In the years since, I've seen Les Miserables sixteen more times in three different cities. Needless to say, it's my favorite musical ever, so my excitement going into the movie theater? Pretty unparalleled.
I walked out with my brain abuzz. Is it the greatest movie ever? No. But that doesn't mean I didn't cry at certain parts, or that I won't buy it as soon as it's available on Blu-ray.
The movie has definite strengths. The cinematography is sensational, gritty and sweeping as epics are meant to be. Some performances absolutely shine, as well. Anne Hathaway portrays Fantine as an angry, desperate woman, and her one-shot solo of "I Dreamed a Dream" is stunning. Hugh Jackman's transition from the bitter convict to the well-meaning father is clean and realistic, even if his vocals sometime strain to reach the purity the part often demands. As Cosette, Amanda Seyfried gives one of the more sympathetic versions I've ever seen, though her vibrato gets annoying by the end of the long (2 hours and 38 minutes) movie. The Thenardiers - Sacha Baron Cohen and Helena Bonham-Carter - aren't the comic caricatures that are often seen onstage but instead dark reminders of the seedier side of survival.
A couple performances pretty much fail for me. I've never been a fan of Marius as a young romantic lead, but Eddie Redmayne manages to turn him into an even bigger flake than usual. (On a side note, I just don't understand the physical appeal of him at all. He always reminds me of Cletus the slack-jawed yokel.) I've adored Russell Crowe for decades, but this is a singing role, not an acting one, and his nasally, rock style of singing - sliding into notes - is utterly unsuited to the operatic style Les Miserables requires. Javert is actually my favorite male character of the show, a tragic figure broken by his inability to accept any flexibility, especially his own, but I felt nothing of his inner conflict as played by Crowe.
Some of director Tom Hooper's choices didn't work for me, either. He plays it too heavy-handed sometimes in driving home his symbolism, like Javert's literal walking of edges and the giant eye looking over Valjean's shoulder during "God on High." His decision to change some of Eponine's actions turns her unrequited love from being sympathetic to selfish, and the complete exclusion of her from the final number weakens the theme of selfless love that makes Les Miserables resonate.
Because that is ultimately what this is about. One of my favorite lines from anything ever comes from the final moments. "To love another person is to see the face of God." It's about learning to care more about someone else than yourself. Fantine giving everything for Cosette. Valjean taking steps from accepting the fresh start given to him by the Bishop (a moving performance from Colm Wilkinson himself) all the way to saving Marius at the barricade so Cosette can finally have the future she deserves. Javert's failure to accept his own growth when he breaks his code of ethics. In the stage version, Eponine was part of this cycle, the representation of unrequited love who will do anything for the object of her affection, even at the expense of her own life. It's a shame that Hooper felt that had to be changed for the cinematic release.

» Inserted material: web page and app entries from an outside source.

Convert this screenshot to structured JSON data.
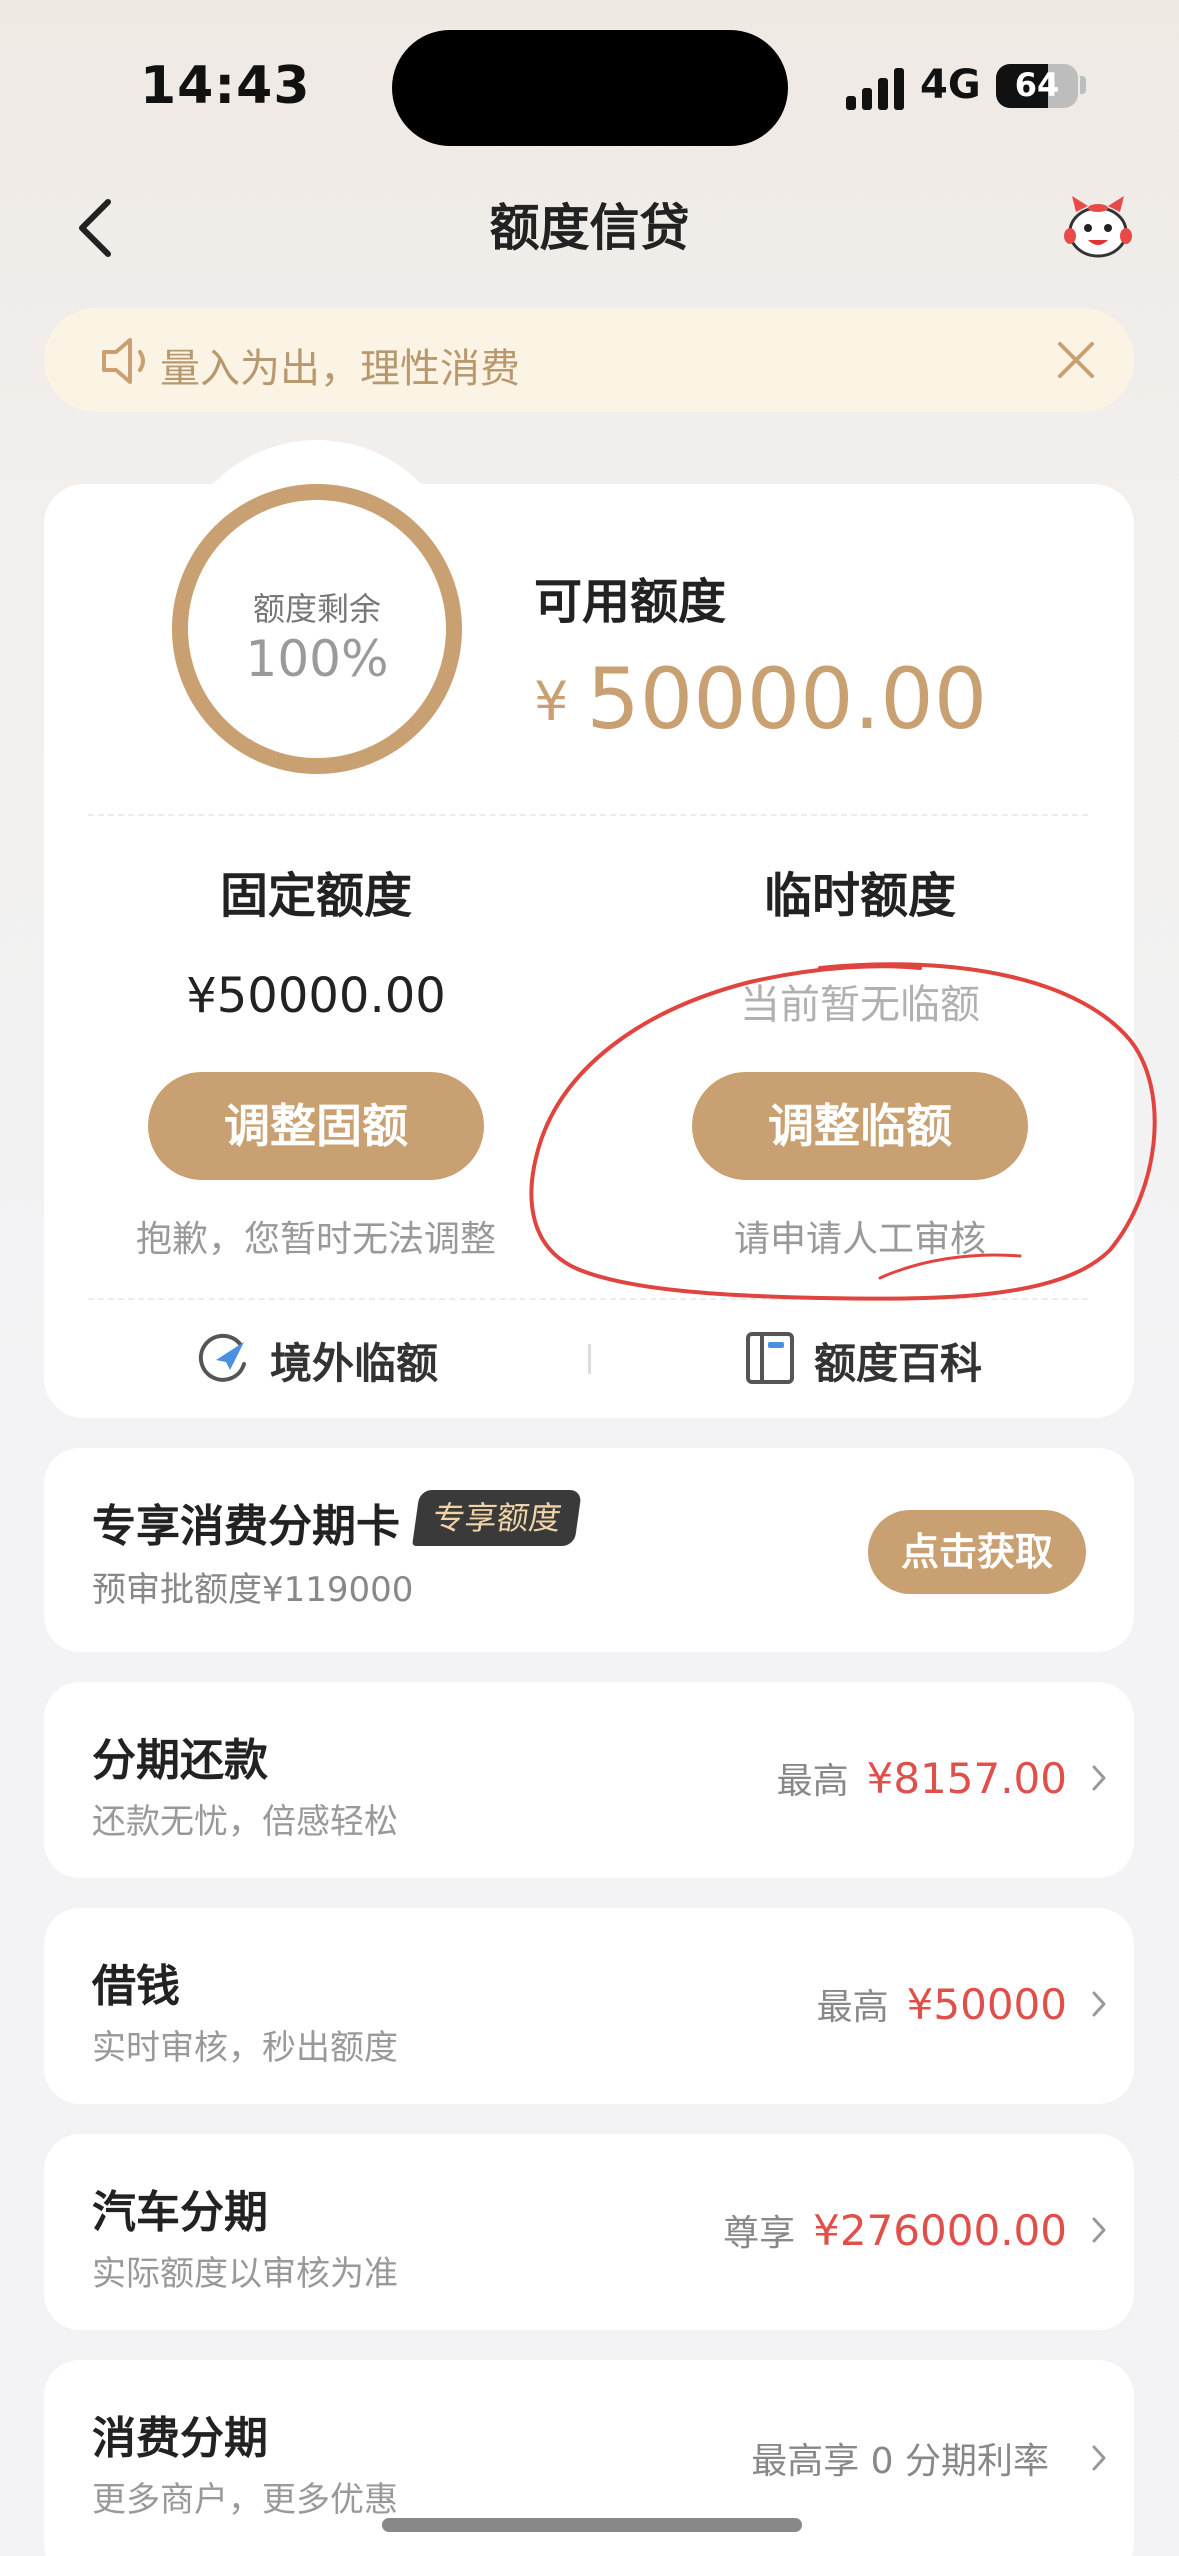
{
  "status": {
    "time": "14:43",
    "network": "4G",
    "battery": "64"
  },
  "nav": {
    "title": "额度信贷"
  },
  "notice": {
    "text": "量入为出，理性消费"
  },
  "credit": {
    "ring_label": "额度剩余",
    "ring_percent": "100%",
    "available_label": "可用额度",
    "currency": "¥",
    "available_amount": "50000.00",
    "fixed": {
      "title": "固定额度",
      "amount": "¥50000.00",
      "button": "调整固额",
      "note": "抱歉，您暂时无法调整"
    },
    "temporary": {
      "title": "临时额度",
      "status": "当前暂无临额",
      "button": "调整临额",
      "note": "请申请人工审核"
    },
    "links": {
      "overseas": "境外临额",
      "wiki": "额度百科"
    }
  },
  "promo": {
    "title": "专享消费分期卡",
    "badge": "专享额度",
    "subtitle": "预审批额度¥119000",
    "button": "点击获取"
  },
  "items": [
    {
      "title": "分期还款",
      "subtitle": "还款无忧，倍感轻松",
      "prefix": "最高",
      "value": "¥8157.00"
    },
    {
      "title": "借钱",
      "subtitle": "实时审核，秒出额度",
      "prefix": "最高",
      "value": "¥50000"
    },
    {
      "title": "汽车分期",
      "subtitle": "实际额度以审核为准",
      "prefix": "尊享",
      "value": "¥276000.00"
    },
    {
      "title": "消费分期",
      "subtitle": "更多商户，更多优惠",
      "prefix": "最高享 0 分期利率",
      "value": ""
    }
  ],
  "colors": {
    "gold": "#c9a071",
    "red": "#e0504a",
    "annotation": "#e0443e"
  }
}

I'm not sure I need to see it again in the theater (though after checking imdb and seeing Frances Ruffelle - the original Eponine - credited as one of the whores, I'm insanely curious to go back and watch for her part), but I don't regret going. It's flawed, but there are so many layers to peel away from the experience, it was worth it.